She ended the tasting with a rallying cry to her fellow winemakers. ‘We all stand for something very special. That’s Germany!’ She’s absolutely right.
I should also add that of the wines served at the Vintners’ Company’s International Wine Trade Dinner last week, attended by 125 of the great and the good in the international wine trade (Nyetimber Blanc de Blancs 2010, Giaconda Chardonnay 2017 Beechworth, Henri Boillot Clos de la Mouchère 2009 Puligny-Montrachet, Ornellaia 2013 Bolgheri Superiore, Ch Pontet-Canet 2009 Pauillac, J J Prüm Bernkasteler Badstube Beerenauslese 2006 Mosel and Graham’s 1985 Port) the one most widely admired was the German.
Top German wines tasted
Dr Heger, Winklerberg Spätburgunder Grosses Gewächs, Baden
1997, 2008, 2015 shown
Average price £49
Knipser, Kirschgarten Spätburgunder Grosses Gewächs, Pfalz
1991, 2009, 2015 shown
Average price £38
Fürst, Centgrafenberg Spätburgunder Grosses Gewächs, Franken
1997, 2010, 2016 shown
Average price £78
Georg Breuer, Berg Schlossberg Riesling Qualitätswein trocken, Rheingau
1993, 2002, 2012 shown
The 2020 is £85 The Sourcing Table
Dönnhoff, Hermannshöhle Riesling Grosses Gewächs, Nahe
1994, 2010, 2016 shown
Average price £78
Forstmeister Geltz-Zilliken, Saarburger Rausch Riesling Auslese Goldkapsel, Saar
1997, 2005, 2010 shown
Average price £106
Tasting notes in The wine world’s secret – fine German wine.
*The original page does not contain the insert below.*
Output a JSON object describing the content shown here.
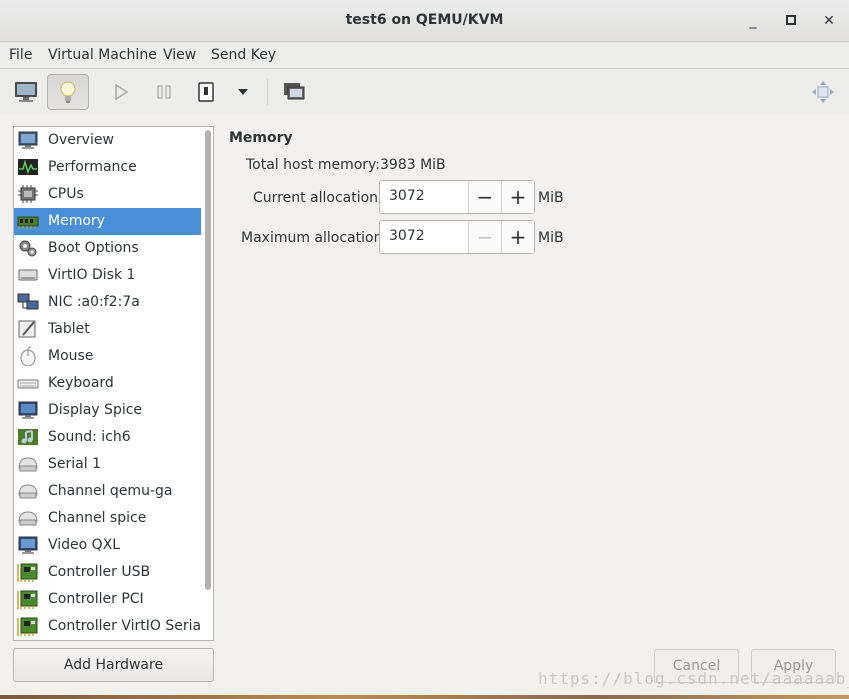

Average prices quoted above are according to Wine-Searcher.com, which lists some international stockists of the younger vintages.